vania volunteers of Civil War days
should be holding their annual re
union in Harrisburg on Saturday,
when the veterans of Harrisburg
commands of the latest war were
getting ready to return to their city.
The One Hundred and Twenty-Sev
enth, which was commanded by the
late Colonel W. W. Jennings, and
made up largely of men recruited
within fifty miles of Harrisburg and
of native Harrisburgers as well, has
been holding annual reunions here
for more than a quarter of a cen
tury, being about as much "Harris
burg's Own" as can be. And in its
history, there will be written the fact
that the men who fought at Freder
icksburg and on other bloody fields
of the Civil War, had sons in the
Spanish War and grandsons in the
war with Germany. One of the
grandsons of the Colonel is just home
from service in France.
• • •
George W. Rhoads, commander of
Post 58, G. A. R., of this city and
one of the most active members of
the organization, is being prominent
ly mentioned for the honor of State
commander of the G. A. R. The
State organization will meet next
month at Lancaster and the Central
Pennsylvania men are strongly for
the Harrisburg man.
• • •
The first man with nerve enough
to wear a straw hat appeared on the
streets of Harrisburg on Saturday
, and he wandered all about the busi
ness and theater section. The odd
thing about that no comments ex
cept that he was wise were heard.

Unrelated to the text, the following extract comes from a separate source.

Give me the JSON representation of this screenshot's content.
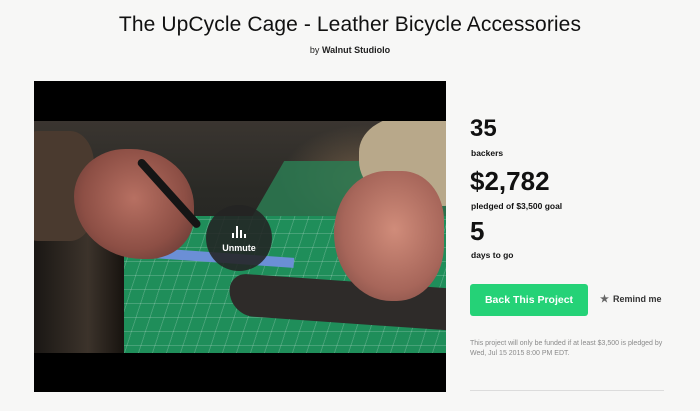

■ —James F. Woodward, who be
comes secretary of internal affairs
to-morrow, has been head of a big
hospital in McKeesport for years.
—J. H. Scattergood, Philadelphia
broker, has been visiting the Verdun
region to see how work is being car
ried out with Philadelphia aid.
—Dr. H. J. Cadbury, who got in
trouble at one of the colleges near
Philadelphia for his war sentiments,
will take a Biblical chair at Andover.
—J. William Stroh, head of the
Central Pennsylvania Odd Fellows'
organization, marshalled the big
parade at Sunbury.
—C. C. Zantzinger, Philadelphia
architect, has been chosen vice-pres
ident of the national organization of
Tlint Harrisburg workmen
helped build ships during the
war and some arc still cm
ployed at the yards?
—Just 100 years ago the agitation
for the construction of the canal to
this city was being voiced at
There's only one end when Miss
Liberty rides Anarchy tiger. They
come back from the ride with the
lady inside and a smile on the face
1 of the tiger.—Brooklyn Eagle.
Let us confine the waving of the
red flag to our railroad crossings.—
Dearborn Independent.
Those who once were saying
1 "Amen" to the League Idea, now
' merely cry "Amend." Newark
1 News.
1 "Peace without victory" seems to
have shifted around to victory with
out peace.—New York Call.
If ever a place was misnamed it
is Archangel.—Portand Oregontan.
The Koreans have been doing
their best to signal to Japan that
they, too, are a proud and sensitive
people.—Washington Star.
The President's desire to recognize
Lenine ought to bring a snort of
sardonic mirth from the Shade of
Huerta.—New York Evening Sun.
It's reported Trotzky has ordered
the Russian fleet to sea. We thought
all Russia had been at sea for the
last two years.—Newark News,
i It has come to the point where a
i body has to earn twice as much as
i he Is worth in order to get half
i enough to live on.—Jefferson City
I Democrat-Tribune.